Last week, Rome had the honour of holding the second International Flann O’Brien conference. It was a great opportunity for Brian O’Nolan fans to come along and talk about Myles Na Gopaleen. If you’re a little confused, don’t worry – you’re meant to be.
Perhaps it’s his Catholic upbringing which led Brian O’Nolan to embody a holy trinity all of his own. We have Brian, the civil servant – Flann, the novelist – and Myles the columnist and I’m here to tell you why you should get familiar with at least two of the three.
He practically invented post-modernism with At Swim-Two-Birds. It’s a book about a student who spends his days drinking in Dublin’s bars when he really should be studying. That’s the short description. The book is comprised of several parallel narratives – each one crazier than the last – ranging from retellings of Irish legends to pioneering experiments in meta-fiction.
Though they were mutual admirers of each other’s work, O’Nolan wasn’t above poking fun at his literary counterpart. In the Dalkey Archive, Joyce is cast as a disgruntled barman furious that some imposter has been using his identity to publish sacrilegious filth. The filth in question is, of course, Ulysses.
For Irish people of a certain generation, the very utterance of the name ‘Peig’ can still provoke horrific flashbacks of compulsory Gaelige lessons. It was indeed a torture with no equal, but at least it gave us the skills needed to get Flann O’Brien’s jokes.
There are lots of jokes in Flann’s work that rely on knowledge of the Irish language. One example that springs to mind comes from the pages of the Dalkey Archive. Teague McGettigan is commissioned by DeSelby to paint a sign for his gate. DeSelby wants him to convey the enormity of his lawn, but in the old tongue. Now, the Irish word for ‘big’ is ‘mór’, pronounced ‘more’. In his attempt to translate his employer’s intentions, Teague gets it a bit wrong and DeSelby returns home to find a sign on his gate that says ‘lawnmower’.
Another linguistic pun of his was to spell English word as though they were Irish words, so instead of writing a piece for his column, he’d occasionally raight a píos fomhair higheas colm.
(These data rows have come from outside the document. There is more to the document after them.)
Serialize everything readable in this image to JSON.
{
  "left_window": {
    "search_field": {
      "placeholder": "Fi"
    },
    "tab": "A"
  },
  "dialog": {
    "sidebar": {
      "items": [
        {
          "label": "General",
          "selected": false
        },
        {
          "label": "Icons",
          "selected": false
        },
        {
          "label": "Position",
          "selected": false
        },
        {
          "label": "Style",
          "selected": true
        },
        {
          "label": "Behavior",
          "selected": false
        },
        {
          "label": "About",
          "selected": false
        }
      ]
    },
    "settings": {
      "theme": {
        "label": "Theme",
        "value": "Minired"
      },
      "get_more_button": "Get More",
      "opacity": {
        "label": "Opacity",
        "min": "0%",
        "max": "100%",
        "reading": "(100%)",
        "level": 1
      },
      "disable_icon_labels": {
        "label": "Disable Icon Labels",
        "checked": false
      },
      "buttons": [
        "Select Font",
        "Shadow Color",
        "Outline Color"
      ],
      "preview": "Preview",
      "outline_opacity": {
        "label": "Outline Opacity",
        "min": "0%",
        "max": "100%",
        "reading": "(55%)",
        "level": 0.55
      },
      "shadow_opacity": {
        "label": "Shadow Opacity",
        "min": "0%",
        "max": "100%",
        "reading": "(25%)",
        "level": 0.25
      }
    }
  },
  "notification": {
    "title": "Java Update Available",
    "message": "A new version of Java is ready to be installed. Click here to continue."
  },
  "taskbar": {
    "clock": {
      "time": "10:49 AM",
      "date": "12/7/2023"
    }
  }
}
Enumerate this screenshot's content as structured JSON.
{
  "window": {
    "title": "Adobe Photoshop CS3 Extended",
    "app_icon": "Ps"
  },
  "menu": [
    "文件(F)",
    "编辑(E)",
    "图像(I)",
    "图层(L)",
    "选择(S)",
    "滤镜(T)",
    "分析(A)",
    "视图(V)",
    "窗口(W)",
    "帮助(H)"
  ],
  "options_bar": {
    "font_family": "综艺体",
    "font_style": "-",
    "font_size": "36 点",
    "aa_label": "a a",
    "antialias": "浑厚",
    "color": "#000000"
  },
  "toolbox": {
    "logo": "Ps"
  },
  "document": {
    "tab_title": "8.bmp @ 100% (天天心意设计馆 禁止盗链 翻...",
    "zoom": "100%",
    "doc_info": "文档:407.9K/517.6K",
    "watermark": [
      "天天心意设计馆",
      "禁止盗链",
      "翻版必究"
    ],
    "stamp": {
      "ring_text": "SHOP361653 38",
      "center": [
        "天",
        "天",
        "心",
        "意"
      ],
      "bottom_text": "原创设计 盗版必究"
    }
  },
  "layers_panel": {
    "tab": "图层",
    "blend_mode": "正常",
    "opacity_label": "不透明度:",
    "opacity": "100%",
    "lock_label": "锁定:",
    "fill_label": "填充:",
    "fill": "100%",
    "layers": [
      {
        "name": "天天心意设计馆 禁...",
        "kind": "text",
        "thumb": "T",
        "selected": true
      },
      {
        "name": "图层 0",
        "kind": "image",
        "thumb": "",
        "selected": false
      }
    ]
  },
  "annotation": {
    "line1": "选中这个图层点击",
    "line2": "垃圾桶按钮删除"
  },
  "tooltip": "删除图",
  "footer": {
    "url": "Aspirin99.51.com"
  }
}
I’ll move on before I completely alienate the English speaking world.
Above all reasons to recommend Flann O’Brien, I’d cite his humour. For him, the English language was a plaything and his mastery is evident in the wealth of puns and double-entendres within his work.
Reading Flann O’Brien in public should be done with caution. I’ve had to excuse myself on more than one occasion for disturbing the peace of various alehouses. As an illustration of the Flann Effect, here’s Tommy Tiernan reading a passage concerning the invention of anti-alcohol.
“A cliché is a phrase that has become fossilized, its component words deprived of their intrinsic light and meaning by incessant usage…”
For a bite-size taste of what Flann is about, his Catechism of Cliché makes for a great snack.
I’ll leave you with a few appetisers:
When things are few, what also are they?
What are stocks of fuel doing when they are low?
How low are they running?
What does one do with a suggestion?
One throws it out.
For what does one throw a suggestion out?
For what it may be worth.
What else can be thrown out?
In addition to hurling a hint on such lateral trajectory, what other not unviolent action can be taken with it?
It can be dropped.
What else is sometimes dropped?